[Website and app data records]
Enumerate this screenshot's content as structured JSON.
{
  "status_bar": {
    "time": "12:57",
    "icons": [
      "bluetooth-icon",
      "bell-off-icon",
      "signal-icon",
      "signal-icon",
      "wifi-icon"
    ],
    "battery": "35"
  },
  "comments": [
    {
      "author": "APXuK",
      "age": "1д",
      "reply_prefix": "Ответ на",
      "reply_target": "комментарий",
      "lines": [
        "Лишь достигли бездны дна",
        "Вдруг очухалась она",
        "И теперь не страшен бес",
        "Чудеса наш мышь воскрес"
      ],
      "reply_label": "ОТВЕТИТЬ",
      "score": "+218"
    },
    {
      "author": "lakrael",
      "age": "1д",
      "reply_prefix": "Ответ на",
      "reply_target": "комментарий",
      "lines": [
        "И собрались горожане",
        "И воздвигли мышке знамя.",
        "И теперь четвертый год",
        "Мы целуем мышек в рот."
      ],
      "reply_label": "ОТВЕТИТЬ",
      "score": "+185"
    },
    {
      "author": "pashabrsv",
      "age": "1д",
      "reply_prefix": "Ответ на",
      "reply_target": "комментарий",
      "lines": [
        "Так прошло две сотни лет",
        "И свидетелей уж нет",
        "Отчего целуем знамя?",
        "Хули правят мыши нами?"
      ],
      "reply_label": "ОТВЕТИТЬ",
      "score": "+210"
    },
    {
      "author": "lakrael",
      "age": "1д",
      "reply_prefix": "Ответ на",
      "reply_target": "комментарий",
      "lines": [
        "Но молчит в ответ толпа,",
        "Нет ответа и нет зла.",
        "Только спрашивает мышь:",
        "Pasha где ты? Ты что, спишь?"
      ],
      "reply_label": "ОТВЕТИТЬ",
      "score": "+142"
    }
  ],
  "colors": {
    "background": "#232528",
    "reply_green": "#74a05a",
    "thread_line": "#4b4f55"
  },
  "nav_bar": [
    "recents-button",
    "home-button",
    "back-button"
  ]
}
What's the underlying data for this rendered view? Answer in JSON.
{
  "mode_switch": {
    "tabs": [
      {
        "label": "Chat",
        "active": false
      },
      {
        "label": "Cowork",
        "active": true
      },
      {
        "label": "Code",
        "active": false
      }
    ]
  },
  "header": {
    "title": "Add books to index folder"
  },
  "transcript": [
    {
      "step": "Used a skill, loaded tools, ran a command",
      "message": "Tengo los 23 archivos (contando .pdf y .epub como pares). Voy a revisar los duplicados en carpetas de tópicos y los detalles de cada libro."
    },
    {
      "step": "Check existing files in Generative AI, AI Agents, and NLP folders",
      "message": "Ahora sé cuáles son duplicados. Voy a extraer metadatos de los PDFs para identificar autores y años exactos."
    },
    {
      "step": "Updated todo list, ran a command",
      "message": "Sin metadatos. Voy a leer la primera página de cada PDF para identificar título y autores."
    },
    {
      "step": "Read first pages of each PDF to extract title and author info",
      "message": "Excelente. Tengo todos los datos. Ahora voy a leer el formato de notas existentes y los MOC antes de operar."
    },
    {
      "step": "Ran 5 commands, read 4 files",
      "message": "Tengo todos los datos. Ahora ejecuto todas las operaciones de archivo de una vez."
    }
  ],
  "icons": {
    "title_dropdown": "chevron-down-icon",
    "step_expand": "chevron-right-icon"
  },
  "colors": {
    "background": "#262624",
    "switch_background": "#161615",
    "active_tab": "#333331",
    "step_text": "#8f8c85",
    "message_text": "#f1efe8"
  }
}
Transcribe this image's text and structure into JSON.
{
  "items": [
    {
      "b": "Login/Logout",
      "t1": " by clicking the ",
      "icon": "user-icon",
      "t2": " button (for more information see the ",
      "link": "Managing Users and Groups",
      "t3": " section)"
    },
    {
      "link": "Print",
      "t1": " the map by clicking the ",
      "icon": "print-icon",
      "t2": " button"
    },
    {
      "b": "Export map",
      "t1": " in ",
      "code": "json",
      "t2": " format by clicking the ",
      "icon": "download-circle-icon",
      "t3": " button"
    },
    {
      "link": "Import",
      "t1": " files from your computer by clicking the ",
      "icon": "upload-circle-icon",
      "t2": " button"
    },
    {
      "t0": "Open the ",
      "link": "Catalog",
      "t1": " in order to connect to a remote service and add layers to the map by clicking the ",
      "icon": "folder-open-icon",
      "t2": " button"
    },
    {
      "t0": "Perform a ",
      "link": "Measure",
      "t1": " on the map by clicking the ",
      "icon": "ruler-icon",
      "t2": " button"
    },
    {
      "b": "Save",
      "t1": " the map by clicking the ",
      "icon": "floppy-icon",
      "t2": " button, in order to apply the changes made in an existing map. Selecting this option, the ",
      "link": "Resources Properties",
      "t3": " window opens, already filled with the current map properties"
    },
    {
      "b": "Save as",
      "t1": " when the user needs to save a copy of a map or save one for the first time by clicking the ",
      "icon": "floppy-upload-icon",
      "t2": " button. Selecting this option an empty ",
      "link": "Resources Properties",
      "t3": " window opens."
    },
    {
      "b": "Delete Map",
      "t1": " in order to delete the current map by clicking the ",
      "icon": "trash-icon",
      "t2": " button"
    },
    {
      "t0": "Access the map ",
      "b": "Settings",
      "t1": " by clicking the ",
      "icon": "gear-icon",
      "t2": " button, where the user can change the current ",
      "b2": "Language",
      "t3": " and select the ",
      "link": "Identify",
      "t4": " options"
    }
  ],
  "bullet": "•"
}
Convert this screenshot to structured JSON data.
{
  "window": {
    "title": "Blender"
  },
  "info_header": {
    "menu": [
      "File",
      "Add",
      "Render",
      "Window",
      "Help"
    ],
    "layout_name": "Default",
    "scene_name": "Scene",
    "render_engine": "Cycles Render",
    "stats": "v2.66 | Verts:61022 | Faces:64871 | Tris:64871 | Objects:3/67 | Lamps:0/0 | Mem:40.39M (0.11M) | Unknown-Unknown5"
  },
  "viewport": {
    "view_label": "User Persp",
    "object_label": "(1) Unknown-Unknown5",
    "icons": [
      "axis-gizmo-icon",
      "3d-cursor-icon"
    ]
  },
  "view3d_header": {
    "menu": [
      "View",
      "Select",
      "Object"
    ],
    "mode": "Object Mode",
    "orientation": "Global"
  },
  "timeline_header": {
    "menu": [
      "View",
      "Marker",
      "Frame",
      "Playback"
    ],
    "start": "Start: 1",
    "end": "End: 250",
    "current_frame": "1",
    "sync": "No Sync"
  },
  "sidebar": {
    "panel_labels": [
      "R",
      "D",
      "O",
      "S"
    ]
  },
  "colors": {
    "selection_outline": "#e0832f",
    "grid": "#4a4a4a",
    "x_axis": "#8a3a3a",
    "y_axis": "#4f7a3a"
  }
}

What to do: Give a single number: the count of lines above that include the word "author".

Written solution: 5